Homework Question on DNA Profiling Procedure
- Explain the procedural steps inherent with DNA Profiling.
- How have PCR applications specifically revolutionized DNA testing?
Homework Answer on DNA Profiling Procedure
DNA profiling has undergone major transformation since its inception in the early years. Currently, the most modern process for DNA profiling involves the use of two different procedures. The first is the Restriction Fragment Length Polymorphism (RFLP) while the second is the Polymerase Chain Reaction (PCR) method. The latter is the newest method and has been used concurrently with the RFLP method with gradual shift towards the newer method (Easteal & Easteal, 1990).
In each of these methods, the first step in DNA profiling is the collection of samples. This may be voluntary such as in a case where a crime victim’s DNA is required for identification or accidental such as when a perpetrator leaves behind traces of his/ her DNA without knowing. In the RFLP method, the collection of samples is followed by the fragmentation of the long DNA strands by means of specific enzymes referred to as restriction endonucleases.

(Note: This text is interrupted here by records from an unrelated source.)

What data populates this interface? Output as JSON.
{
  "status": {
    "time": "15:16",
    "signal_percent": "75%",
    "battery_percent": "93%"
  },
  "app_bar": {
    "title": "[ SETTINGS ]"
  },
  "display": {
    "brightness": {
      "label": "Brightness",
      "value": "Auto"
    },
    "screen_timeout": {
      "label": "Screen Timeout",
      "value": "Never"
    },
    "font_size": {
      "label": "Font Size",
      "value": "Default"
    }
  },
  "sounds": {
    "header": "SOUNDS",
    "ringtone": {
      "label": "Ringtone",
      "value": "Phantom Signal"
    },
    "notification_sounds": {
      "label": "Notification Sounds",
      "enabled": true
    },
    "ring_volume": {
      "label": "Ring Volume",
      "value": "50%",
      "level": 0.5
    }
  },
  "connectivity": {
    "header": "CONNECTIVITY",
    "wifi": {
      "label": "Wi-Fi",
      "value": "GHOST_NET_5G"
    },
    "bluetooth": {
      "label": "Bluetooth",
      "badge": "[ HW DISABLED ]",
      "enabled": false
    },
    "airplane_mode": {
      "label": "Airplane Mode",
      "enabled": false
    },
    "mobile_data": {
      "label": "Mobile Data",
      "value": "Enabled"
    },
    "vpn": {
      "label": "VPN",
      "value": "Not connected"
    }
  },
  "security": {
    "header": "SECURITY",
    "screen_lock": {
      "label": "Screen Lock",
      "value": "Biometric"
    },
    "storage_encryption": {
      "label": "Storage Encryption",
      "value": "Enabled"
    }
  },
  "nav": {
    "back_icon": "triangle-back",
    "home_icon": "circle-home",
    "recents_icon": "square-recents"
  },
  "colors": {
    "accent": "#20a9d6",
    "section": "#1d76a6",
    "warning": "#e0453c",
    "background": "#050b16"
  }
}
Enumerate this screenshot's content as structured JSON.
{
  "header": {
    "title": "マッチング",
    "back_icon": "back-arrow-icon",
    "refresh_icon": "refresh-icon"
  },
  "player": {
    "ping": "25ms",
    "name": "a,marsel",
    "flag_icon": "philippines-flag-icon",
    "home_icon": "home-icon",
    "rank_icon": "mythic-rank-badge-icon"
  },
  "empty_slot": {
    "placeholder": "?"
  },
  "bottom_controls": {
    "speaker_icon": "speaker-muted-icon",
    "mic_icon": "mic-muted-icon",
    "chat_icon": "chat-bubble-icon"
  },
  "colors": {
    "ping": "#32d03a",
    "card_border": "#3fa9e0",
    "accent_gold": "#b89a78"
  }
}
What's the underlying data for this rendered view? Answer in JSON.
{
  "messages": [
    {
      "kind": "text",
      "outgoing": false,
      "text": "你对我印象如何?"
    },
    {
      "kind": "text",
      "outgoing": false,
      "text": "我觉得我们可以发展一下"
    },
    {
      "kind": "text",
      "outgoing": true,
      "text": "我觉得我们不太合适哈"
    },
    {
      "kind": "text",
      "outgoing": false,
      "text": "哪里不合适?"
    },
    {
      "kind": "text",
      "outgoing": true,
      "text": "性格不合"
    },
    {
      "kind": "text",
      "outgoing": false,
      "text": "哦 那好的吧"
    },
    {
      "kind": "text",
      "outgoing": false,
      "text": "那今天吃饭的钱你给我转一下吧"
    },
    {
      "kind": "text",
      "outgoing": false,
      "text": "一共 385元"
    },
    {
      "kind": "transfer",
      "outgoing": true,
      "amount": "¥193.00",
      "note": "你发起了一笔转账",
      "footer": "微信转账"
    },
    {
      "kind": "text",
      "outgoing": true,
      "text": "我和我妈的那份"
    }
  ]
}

These cut the DNA strands along specific points on the strand resulting in several fragments, one of which contains the point of interest. This is analyzed using a piece of synthetic DNA probe. The fragment on which the probe has been bound can then easily be determined by including a chemical label in the form of a radioactive atom to the probe. The label emits a radiation which produces a visible image when exposed to x-rays. The identification of the segments of interest results in a pattern of bands called a DNA profile which can be used to identify and match DNA to existing criminal records (Roberts et al, n.d).